Trainer Partnership Program gives scouts unrivaled access to players, data
MLB.com @JesseSanchezMLB

The Trainer Partnership Program continues to make progress on the international scene, and the initiative is expected to expand in 2019.

This week, 60 prospects from Venezuela and six prospects from Aruba participated in a showcase in front of 115 scouts from all 30 MLB teams at Stadium Nadi Croes/Crismo Angela in Aruba. In September, The Trainer Partnership Program held its first event in front of more than 200 scouts at the Chicago Cubs' academy in Boca Chica, Dominican Republic.

The Trainer Partnership Program continues to make progress on the international scene, and the initiative is expected to expand in 2019.

This week, 60 prospects from Venezuela and six prospects from Aruba participated in a showcase in front of 115 scouts from all 30 MLB teams at Stadium Nadi Croes/Crismo Angela in Aruba.

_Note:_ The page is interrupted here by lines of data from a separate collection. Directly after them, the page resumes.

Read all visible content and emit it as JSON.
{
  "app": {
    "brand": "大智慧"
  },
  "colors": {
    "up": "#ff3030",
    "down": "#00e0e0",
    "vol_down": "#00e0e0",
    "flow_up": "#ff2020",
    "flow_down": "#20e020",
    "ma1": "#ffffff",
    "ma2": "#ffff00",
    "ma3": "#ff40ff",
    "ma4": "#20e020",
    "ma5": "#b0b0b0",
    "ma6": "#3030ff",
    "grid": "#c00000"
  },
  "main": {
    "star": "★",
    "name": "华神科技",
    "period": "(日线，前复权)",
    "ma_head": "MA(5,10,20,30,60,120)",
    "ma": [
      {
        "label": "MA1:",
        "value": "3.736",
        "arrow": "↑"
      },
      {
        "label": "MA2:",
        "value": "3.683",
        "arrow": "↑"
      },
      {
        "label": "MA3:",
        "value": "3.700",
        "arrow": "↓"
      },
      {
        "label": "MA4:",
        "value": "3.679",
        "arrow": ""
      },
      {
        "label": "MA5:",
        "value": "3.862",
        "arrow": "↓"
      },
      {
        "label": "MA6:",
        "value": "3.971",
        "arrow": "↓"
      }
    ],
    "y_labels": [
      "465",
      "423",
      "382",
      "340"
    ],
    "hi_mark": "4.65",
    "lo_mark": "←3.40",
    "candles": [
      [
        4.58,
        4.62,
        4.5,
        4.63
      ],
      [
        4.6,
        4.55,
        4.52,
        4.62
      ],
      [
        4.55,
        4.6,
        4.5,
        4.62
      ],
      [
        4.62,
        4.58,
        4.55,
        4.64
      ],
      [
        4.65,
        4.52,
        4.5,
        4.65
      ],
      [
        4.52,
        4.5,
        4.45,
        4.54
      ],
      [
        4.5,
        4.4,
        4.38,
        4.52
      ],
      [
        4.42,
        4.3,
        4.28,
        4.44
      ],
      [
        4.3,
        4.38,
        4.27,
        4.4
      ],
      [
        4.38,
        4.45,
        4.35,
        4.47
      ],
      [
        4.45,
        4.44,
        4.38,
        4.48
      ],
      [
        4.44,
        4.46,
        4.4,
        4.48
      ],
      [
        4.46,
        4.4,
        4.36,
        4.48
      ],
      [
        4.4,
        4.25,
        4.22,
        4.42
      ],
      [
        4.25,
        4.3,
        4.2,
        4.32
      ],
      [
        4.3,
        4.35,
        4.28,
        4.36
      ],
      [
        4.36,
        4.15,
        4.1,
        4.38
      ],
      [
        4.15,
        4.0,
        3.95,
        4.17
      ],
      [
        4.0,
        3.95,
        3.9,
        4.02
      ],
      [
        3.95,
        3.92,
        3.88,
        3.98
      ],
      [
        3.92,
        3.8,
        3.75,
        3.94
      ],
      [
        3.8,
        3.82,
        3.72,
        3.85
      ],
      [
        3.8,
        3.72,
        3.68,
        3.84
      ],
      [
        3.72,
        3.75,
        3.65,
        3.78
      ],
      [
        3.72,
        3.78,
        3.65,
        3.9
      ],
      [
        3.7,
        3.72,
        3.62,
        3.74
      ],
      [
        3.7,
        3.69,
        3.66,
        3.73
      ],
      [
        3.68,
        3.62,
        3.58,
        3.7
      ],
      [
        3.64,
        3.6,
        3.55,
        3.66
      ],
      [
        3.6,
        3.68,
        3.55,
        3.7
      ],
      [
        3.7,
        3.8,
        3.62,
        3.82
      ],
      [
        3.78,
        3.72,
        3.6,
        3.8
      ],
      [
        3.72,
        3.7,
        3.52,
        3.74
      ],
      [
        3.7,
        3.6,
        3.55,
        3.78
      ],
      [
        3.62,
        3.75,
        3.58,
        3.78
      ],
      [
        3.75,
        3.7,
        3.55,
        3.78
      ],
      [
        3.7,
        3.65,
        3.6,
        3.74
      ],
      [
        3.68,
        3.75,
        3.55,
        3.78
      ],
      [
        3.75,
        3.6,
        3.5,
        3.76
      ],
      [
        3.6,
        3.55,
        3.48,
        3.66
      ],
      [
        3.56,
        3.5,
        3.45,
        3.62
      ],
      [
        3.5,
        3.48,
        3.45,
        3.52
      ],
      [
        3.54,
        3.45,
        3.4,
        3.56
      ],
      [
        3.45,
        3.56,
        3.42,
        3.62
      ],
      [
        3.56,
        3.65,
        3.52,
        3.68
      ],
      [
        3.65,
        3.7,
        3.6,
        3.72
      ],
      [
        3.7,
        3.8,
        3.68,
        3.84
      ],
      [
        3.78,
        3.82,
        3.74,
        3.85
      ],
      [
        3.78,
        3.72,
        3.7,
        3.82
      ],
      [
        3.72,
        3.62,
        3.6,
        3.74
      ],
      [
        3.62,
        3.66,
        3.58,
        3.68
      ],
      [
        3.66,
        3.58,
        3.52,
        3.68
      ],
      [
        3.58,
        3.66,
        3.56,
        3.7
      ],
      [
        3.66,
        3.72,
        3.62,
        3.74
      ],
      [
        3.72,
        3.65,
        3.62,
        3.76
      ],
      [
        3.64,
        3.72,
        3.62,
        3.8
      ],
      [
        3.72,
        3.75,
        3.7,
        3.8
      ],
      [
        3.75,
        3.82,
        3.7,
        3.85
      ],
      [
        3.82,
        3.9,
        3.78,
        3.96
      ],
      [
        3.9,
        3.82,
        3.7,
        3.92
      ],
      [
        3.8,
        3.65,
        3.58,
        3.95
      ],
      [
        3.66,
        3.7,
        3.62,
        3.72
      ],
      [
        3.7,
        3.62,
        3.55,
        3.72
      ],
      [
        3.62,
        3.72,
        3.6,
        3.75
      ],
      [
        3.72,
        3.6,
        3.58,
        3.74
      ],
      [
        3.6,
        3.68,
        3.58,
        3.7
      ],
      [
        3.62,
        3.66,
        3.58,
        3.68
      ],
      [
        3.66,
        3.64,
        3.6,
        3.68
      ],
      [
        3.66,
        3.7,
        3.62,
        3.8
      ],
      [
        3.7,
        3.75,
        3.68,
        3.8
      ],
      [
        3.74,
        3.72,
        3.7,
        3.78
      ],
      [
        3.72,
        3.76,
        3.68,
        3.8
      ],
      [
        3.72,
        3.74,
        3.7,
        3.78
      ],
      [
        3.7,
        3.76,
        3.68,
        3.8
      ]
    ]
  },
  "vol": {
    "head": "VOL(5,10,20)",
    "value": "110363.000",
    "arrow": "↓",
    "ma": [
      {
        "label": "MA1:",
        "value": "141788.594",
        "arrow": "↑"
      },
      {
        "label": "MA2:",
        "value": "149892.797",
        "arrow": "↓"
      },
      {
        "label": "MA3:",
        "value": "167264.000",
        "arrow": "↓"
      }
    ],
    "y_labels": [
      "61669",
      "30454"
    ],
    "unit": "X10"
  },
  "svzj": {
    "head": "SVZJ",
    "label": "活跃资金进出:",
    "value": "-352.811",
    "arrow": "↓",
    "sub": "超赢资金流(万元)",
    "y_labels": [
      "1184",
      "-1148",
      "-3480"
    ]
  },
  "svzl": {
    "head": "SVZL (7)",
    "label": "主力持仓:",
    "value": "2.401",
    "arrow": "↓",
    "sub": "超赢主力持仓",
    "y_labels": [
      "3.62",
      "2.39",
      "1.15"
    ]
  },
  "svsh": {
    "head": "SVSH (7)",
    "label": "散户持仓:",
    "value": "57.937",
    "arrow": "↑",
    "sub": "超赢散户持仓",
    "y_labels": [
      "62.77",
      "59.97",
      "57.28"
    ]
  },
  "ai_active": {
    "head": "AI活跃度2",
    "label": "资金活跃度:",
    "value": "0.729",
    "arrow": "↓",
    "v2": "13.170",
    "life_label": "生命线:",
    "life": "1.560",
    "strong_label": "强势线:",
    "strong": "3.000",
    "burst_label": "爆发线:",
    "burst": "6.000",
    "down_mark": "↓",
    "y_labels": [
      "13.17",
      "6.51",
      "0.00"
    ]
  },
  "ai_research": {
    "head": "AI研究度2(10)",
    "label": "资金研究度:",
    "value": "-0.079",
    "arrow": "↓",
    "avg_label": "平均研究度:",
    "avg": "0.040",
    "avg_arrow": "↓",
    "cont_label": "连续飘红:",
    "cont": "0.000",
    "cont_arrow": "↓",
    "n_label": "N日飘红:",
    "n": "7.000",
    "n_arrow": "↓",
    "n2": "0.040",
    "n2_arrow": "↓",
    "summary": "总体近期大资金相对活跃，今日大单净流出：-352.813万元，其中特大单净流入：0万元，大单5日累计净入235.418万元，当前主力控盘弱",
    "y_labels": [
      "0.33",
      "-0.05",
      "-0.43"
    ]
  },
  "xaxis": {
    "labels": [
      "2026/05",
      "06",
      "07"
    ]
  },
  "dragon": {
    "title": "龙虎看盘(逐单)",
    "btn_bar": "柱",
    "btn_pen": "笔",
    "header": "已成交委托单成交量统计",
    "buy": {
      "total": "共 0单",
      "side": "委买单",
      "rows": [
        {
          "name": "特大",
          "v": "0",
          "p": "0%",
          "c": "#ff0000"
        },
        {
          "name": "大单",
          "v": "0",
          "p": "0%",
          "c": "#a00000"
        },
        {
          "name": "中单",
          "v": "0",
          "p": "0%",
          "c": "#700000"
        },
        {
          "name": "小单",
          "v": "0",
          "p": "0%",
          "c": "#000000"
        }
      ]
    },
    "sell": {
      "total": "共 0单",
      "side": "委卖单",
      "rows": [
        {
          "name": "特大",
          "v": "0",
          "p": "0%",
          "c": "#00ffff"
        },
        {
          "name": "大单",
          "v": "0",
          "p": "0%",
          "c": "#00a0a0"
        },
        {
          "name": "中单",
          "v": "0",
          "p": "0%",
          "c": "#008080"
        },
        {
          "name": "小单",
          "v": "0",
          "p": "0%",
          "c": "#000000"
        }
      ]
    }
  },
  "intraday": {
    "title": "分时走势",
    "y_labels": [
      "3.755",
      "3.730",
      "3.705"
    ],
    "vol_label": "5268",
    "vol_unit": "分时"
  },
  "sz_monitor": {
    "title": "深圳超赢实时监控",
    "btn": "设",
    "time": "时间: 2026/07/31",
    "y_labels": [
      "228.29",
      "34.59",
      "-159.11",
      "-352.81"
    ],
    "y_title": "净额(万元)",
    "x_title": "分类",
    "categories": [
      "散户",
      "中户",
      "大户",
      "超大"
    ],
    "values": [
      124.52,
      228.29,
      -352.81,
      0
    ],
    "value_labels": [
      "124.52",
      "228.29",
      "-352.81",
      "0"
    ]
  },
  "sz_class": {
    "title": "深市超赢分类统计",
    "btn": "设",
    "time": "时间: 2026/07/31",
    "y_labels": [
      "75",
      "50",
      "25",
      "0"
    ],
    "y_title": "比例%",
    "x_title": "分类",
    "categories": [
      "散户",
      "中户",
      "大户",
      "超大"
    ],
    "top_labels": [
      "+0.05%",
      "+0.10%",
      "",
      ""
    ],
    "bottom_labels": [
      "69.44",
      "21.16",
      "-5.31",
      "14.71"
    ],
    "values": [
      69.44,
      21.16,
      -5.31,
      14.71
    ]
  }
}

In September, The Trainer Partnership Program held its first event in front of more than 200 scouts at the Chicago Cubs' academy in Boca Chica, Dominican Republic.

Another showcase is scheduled in the coming weeks for prospects from the Dominican Republic who are eligible to sign in future periods, and more showcases are planned for next year.

"We had a great event, with three full days of baseball," said Morgan Sword, senior vice president of league economics and operations for Major League Baseball. "We had the opportunity to discuss the program with the trainers and discuss how it is going in its first couple and had a real positive conversation about future expansion and changes we can make going forward."

The Trainer Partnership Program, a new MLB initiative with trainers from Latin America, was created last summer and it's part of MLB's overall efforts in Latin America. Current programs focus on prospect registration, a temporary prospect league, age and identity verification and drug testing. There are also new tryout rules.

The program showcases, operated in partnership with USA Baseball, provide evaluators an unprecedented scouting experience.

The three-day event in Aruba featured traditional scouting methods, such as the 60-yard run, infield and outfield drills, along with batting practice for the prospects eligible to sign during the current and upcoming the international signing periods. The showcase also used technology during batting practice to measure exit velocity, launch angle, ball spin and projected distance as well as bat speed, barrel speed and other swing analysis metrics. For the pitchers, there was a camera that tracked types of pitches, velocity and spin rate. 

The prospects also played in games against each other.

In all, 19 trainers from Venezuela are participating in the Training Partnership Program, to bring the initiative's total to close to 70 trainers across the Caribbean and Latin America. The most recent event was held in Aruba because of the facilities available there. Club scouts also find it easier to travel to the island than to Venezuela, which is facing an economic crisis and political unrest.

"The trainers told us they were very pleased with how the event was run," said Sword, who traveled from Aruba to Atlanta to brief club owners at their annual meeting. "And they are very interested in continuing events like these, as are the clubs, in 2019. We are early on, but we are on the right track."

Jesse Sanchez, who has been writing for MLB.com since 2001, is a national reporter based in Phoenix. Follow him on Twitter @JesseSanchezMLB and Facebook.